“By participating in this community-based engaged clinical experience with both pre-licensure and advanced practice nursing students, I truly value sharing the significance of directly teaching students the importance of the intersection of health promotion, wellness and social determinants of health impact health outcomes – especially working on the research arm of developing the Prescription Produce Program as a member of the food and nutrition arm of the Mobile Health and Wellness Program,” Battle explained.

Genevieve Beaird, Ph.D., RNC-OB, CNE, a clinical associate professor in the Department of Family and Community Health Nursing, has seen the benefit of teaching students in a community health setting like the Health Hub firsthand.

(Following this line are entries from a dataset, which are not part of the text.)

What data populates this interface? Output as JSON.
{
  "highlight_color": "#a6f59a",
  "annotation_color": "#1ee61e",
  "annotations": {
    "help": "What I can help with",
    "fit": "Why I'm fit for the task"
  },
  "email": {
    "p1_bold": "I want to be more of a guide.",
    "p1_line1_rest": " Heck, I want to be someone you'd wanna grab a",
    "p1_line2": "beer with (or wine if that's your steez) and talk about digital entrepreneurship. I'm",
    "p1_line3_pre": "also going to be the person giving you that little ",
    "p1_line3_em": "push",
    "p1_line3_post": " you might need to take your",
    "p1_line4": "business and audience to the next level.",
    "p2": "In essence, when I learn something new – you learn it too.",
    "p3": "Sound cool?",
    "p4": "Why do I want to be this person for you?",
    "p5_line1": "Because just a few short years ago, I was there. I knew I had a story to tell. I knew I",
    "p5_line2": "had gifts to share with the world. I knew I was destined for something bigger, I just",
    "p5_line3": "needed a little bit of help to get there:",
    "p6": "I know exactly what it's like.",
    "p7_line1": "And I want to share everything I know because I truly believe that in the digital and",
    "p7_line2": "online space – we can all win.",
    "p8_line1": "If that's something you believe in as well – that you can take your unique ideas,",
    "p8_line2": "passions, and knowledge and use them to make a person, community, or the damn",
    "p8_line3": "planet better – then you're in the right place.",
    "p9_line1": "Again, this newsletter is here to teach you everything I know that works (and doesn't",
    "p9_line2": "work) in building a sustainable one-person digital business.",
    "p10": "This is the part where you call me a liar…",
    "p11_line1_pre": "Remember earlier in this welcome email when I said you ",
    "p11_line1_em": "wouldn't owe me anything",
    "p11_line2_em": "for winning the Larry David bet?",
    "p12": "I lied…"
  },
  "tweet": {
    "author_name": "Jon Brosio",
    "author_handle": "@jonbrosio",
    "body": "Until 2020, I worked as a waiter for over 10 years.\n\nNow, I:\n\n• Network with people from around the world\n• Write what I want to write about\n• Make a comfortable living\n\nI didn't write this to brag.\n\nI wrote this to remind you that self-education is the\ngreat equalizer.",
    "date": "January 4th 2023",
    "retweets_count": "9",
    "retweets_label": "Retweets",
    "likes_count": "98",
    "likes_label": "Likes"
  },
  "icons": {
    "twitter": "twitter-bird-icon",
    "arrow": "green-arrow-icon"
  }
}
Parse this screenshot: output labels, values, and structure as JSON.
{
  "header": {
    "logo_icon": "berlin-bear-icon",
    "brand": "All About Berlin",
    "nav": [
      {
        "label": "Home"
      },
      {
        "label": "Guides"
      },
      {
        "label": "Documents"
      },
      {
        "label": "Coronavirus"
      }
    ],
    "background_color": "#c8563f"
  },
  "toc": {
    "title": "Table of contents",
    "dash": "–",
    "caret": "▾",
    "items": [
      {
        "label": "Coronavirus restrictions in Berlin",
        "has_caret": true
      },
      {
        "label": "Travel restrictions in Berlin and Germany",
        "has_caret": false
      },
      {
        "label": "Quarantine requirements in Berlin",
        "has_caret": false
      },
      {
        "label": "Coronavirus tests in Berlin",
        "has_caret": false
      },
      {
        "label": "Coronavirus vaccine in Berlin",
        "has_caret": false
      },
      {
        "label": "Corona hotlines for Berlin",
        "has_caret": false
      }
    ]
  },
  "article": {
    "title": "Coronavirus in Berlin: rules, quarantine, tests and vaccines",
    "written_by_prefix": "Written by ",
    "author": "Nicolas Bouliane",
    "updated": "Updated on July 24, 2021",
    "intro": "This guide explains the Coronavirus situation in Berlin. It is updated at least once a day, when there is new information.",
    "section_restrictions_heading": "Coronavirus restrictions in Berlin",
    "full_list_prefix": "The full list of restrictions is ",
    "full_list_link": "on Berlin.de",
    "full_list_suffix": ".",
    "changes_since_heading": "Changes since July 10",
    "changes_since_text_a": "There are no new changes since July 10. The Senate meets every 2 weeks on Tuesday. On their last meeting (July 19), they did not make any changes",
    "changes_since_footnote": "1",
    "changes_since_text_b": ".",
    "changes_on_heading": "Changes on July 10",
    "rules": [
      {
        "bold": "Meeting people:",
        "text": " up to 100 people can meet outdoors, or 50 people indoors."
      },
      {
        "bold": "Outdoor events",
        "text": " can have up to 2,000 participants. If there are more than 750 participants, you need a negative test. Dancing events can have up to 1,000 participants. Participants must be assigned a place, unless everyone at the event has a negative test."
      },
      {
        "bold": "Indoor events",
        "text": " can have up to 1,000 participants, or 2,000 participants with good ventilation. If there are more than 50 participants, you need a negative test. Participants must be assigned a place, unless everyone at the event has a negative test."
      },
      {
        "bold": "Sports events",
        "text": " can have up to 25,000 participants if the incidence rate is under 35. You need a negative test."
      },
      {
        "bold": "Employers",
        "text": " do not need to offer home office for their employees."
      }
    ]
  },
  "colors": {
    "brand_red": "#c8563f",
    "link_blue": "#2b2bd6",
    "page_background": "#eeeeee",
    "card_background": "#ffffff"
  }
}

“When we work with individuals in a hospital or clinic setting – we are essentially on ‘our’ turf. I feel like l have developed such a stronger understanding of the challenges people face when outside of the four walls of the healthcare system," she explained. “ I am able to share these stories with students... [to] help them have a deeper consideration for the challenges that people face in their future practice."

Delivering holistic care to Richmonders

Nursing is founded in a holistic approach, addressing not only the physical health of individuals but also considers the mental, emotional, and environmental factors that play into overall well-being. The Health Hub provides an environment for practitioners to use and model that full skillset.

“I value the opportunity to work with individuals within the context of their own lives. We are able to provide time and space to address a wide range of needs – creating really meaningful support for individuals and the community,” Beaird said.

Woman talking

Kimberly Battle, Ph.D., RN, FNP-BC, says participating in community-based programs helps students understand how health outcomes are impacted by the intersection of health promotion, wellness and social determinants of health. (Tyler Trumbo, MCV Foundation)

Modeling nursing practice in a setting like the Hub helps students develop an early and keen sense of what they will encounter in practice and how to creatively address or work through root causes that affect health outcomes.

“Overall, my skills are sharpened as an educator and provider at the Health Hub as one cannot predict what specific need a participant may present with on a day or situation may present itself at the Health Hub as we are there to serve the community,” Battle explained.

The work of the VCU Health Hub and School of Nursing is a testament to the winning combination of collaboration and community-driven change.

“Without question, the Hub and VCU School of Nursing are operating as one when it comes to transformative learning, community-based experiences, professional education, continuing education, competency development, and teaching provider skills. We are honored to share this mission and work with the VCU School of Nursing in affecting critical change and impact in Richmond’s East End,” Killingsworth said.

Learn more about the VCU Health Hub at 25th, a Richmond East End health education and wellness activity center.

See how VCU Health is addressing barriers and creating opportunities for our neighbors to lead healthy lives.